Entries from a dataset of interfaces:
· · ·
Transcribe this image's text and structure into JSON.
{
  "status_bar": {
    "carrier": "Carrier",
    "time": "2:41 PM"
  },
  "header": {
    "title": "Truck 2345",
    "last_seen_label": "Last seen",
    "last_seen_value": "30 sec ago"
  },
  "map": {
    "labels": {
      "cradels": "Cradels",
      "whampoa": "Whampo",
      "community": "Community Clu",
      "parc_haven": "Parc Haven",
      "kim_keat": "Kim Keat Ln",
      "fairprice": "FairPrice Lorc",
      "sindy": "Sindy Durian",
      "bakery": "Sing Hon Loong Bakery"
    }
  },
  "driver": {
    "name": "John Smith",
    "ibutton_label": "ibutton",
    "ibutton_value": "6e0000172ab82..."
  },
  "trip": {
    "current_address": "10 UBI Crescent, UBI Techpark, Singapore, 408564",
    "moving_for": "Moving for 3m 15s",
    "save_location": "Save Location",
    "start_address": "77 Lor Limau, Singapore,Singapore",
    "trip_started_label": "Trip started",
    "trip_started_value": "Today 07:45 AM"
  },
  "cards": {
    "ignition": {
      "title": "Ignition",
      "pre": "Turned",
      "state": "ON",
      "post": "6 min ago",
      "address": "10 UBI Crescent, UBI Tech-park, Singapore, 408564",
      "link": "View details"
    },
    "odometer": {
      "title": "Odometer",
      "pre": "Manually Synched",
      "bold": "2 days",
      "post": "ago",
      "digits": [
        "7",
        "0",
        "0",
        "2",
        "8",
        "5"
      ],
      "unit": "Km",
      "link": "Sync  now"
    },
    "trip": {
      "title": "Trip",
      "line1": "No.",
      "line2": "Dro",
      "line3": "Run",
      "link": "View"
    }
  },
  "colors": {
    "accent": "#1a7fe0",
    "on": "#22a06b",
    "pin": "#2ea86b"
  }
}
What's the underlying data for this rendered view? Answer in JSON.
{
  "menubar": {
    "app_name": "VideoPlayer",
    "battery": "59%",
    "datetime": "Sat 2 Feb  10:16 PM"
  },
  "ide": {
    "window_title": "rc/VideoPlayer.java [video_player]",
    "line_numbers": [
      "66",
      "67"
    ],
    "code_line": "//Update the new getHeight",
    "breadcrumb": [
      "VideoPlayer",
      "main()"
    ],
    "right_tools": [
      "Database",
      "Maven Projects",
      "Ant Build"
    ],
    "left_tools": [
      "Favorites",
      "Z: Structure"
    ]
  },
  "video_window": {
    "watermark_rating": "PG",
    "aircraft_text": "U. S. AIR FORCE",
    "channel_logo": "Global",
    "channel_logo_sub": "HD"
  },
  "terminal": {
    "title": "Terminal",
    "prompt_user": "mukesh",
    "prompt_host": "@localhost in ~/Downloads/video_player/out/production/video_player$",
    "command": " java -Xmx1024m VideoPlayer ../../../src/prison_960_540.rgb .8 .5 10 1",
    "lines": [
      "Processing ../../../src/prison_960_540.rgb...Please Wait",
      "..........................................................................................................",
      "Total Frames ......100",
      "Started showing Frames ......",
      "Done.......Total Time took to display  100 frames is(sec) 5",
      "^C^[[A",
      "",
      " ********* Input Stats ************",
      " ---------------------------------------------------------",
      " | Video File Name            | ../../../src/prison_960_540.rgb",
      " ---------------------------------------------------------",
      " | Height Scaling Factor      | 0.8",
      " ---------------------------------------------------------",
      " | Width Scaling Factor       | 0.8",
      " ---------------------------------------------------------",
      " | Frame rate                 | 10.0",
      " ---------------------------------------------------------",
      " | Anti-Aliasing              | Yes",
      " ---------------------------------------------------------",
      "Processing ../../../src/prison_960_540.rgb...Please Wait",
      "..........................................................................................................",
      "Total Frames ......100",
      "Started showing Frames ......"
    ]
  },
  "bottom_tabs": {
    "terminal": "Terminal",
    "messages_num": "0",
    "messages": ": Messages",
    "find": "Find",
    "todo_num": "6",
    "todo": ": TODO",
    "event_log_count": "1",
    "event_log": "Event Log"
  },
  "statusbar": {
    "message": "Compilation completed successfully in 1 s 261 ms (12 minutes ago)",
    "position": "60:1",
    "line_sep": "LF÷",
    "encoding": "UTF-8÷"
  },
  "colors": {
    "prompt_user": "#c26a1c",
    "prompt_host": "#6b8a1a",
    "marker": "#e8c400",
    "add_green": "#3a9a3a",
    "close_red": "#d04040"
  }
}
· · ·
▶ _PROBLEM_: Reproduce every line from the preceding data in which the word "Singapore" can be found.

▶ _ANSWER SPACE_:
    "current_address": "10 UBI Crescent, UBI Techpark, Singapore, 408564",
    "start_address": "77 Lor Limau, Singapore,Singapore",
      "address": "10 UBI Crescent, UBI Tech-park, Singapore, 408564",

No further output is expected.